> **What needs to be done**
Copy out the entries word for word, leaving images aside.

> **Material provided**
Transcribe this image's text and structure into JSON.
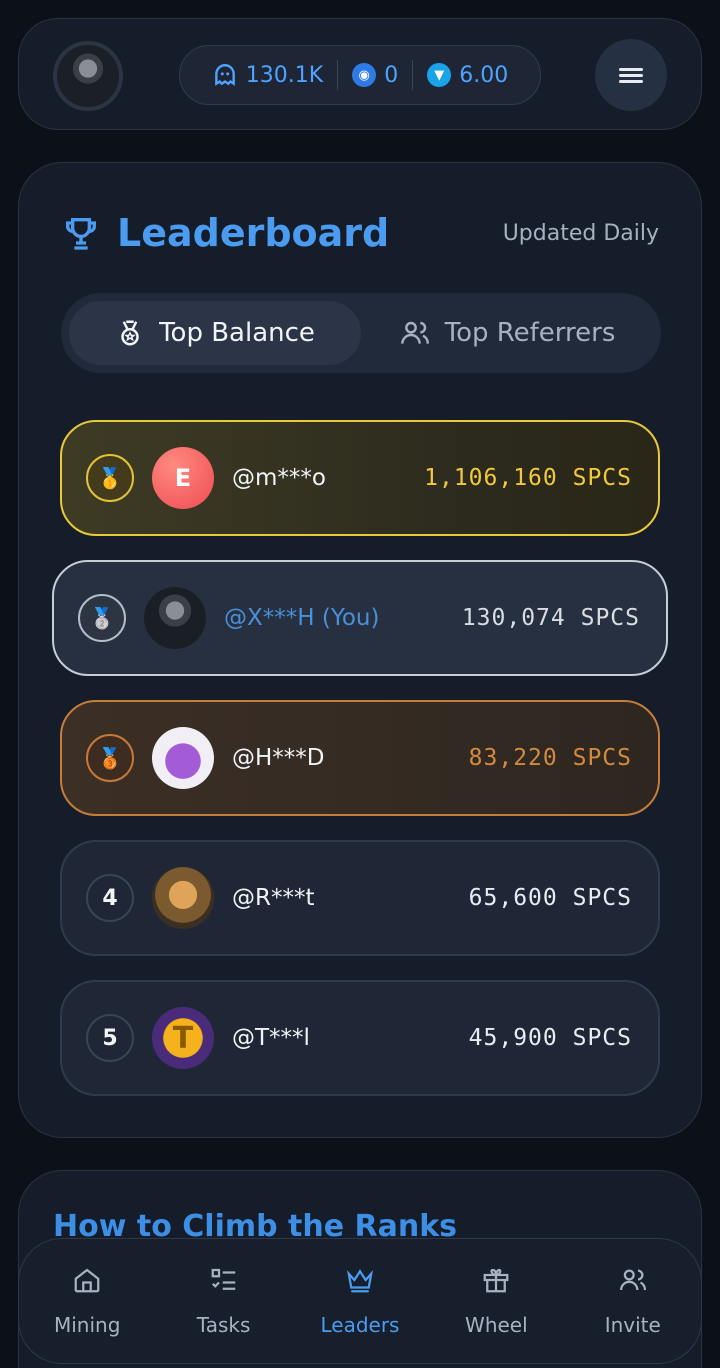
{
  "header": {
    "stats": [
      {
        "icon": "ghost-icon",
        "value": "130.1K"
      },
      {
        "icon": "blue-coin-icon",
        "value": "0"
      },
      {
        "icon": "ton-icon",
        "value": "6.00"
      }
    ]
  },
  "leaderboard": {
    "title": "Leaderboard",
    "updated": "Updated Daily",
    "tabs": [
      {
        "label": "Top Balance",
        "icon": "medal-icon",
        "active": true
      },
      {
        "label": "Top Referrers",
        "icon": "users-icon",
        "active": false
      }
    ],
    "entries": [
      {
        "rank": "1",
        "avatar_letter": "E",
        "name": "@m***o",
        "score": "1,106,160",
        "unit": "SPCS",
        "tier": "gold",
        "score_color": "#f2c93b"
      },
      {
        "rank": "2",
        "avatar_letter": "",
        "name": "@X***H (You)",
        "score": "130,074",
        "unit": "SPCS",
        "tier": "silver",
        "score_color": "#d9dde3",
        "name_color": "#4a8fd8"
      },
      {
        "rank": "3",
        "avatar_letter": "",
        "name": "@H***D",
        "score": "83,220",
        "unit": "SPCS",
        "tier": "bronze",
        "score_color": "#d38a3f"
      },
      {
        "rank": "4",
        "avatar_letter": "",
        "name": "@R***t",
        "score": "65,600",
        "unit": "SPCS",
        "tier": "plain",
        "score_color": "#e8ecf2"
      },
      {
        "rank": "5",
        "avatar_letter": "T",
        "name": "@T***l",
        "score": "45,900",
        "unit": "SPCS",
        "tier": "plain",
        "score_color": "#e8ecf2"
      }
    ]
  },
  "howto": {
    "title": "How to Climb the Ranks"
  },
  "nav": [
    {
      "label": "Mining",
      "icon": "home-icon",
      "active": false
    },
    {
      "label": "Tasks",
      "icon": "tasks-icon",
      "active": false
    },
    {
      "label": "Leaders",
      "icon": "crown-icon",
      "active": true
    },
    {
      "label": "Wheel",
      "icon": "gift-icon",
      "active": false
    },
    {
      "label": "Invite",
      "icon": "users-icon",
      "active": false
    }
  ],
  "colors": {
    "accent": "#4b9cf0",
    "gold": "#e7c93a",
    "silver": "#c7cdd6",
    "bronze": "#c57d3a"
  }
}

> **Answer section**
Transcribe this image's text and structure into JSON.
{
  "header": {
    "stats": [
      {
        "icon": "ghost-icon",
        "value": "130.1K"
      },
      {
        "icon": "blue-coin-icon",
        "value": "0"
      },
      {
        "icon": "ton-icon",
        "value": "6.00"
      }
    ]
  },
  "leaderboard": {
    "title": "Leaderboard",
    "updated": "Updated Daily",
    "tabs": [
      {
        "label": "Top Balance",
        "icon": "medal-icon",
        "active": true
      },
      {
        "label": "Top Referrers",
        "icon": "users-icon",
        "active": false
      }
    ],
    "entries": [
      {
        "rank": "1",
        "avatar_letter": "E",
        "name": "@m***o",
        "score": "1,106,160",
        "unit": "SPCS",
        "tier": "gold",
        "score_color": "#f2c93b"
      },
      {
        "rank": "2",
        "avatar_letter": "",
        "name": "@X***H (You)",
        "score": "130,074",
        "unit": "SPCS",
        "tier": "silver",
        "score_color": "#d9dde3",
        "name_color": "#4a8fd8"
      },
      {
        "rank": "3",
        "avatar_letter": "",
        "name": "@H***D",
        "score": "83,220",
        "unit": "SPCS",
        "tier": "bronze",
        "score_color": "#d38a3f"
      },
      {
        "rank": "4",
        "avatar_letter": "",
        "name": "@R***t",
        "score": "65,600",
        "unit": "SPCS",
        "tier": "plain",
        "score_color": "#e8ecf2"
      },
      {
        "rank": "5",
        "avatar_letter": "T",
        "name": "@T***l",
        "score": "45,900",
        "unit": "SPCS",
        "tier": "plain",
        "score_color": "#e8ecf2"
      }
    ]
  },
  "howto": {
    "title": "How to Climb the Ranks"
  },
  "nav": [
    {
      "label": "Mining",
      "icon": "home-icon",
      "active": false
    },
    {
      "label": "Tasks",
      "icon": "tasks-icon",
      "active": false
    },
    {
      "label": "Leaders",
      "icon": "crown-icon",
      "active": true
    },
    {
      "label": "Wheel",
      "icon": "gift-icon",
      "active": false
    },
    {
      "label": "Invite",
      "icon": "users-icon",
      "active": false
    }
  ],
  "colors": {
    "accent": "#4b9cf0",
    "gold": "#e7c93a",
    "silver": "#c7cdd6",
    "bronze": "#c57d3a"
  }
}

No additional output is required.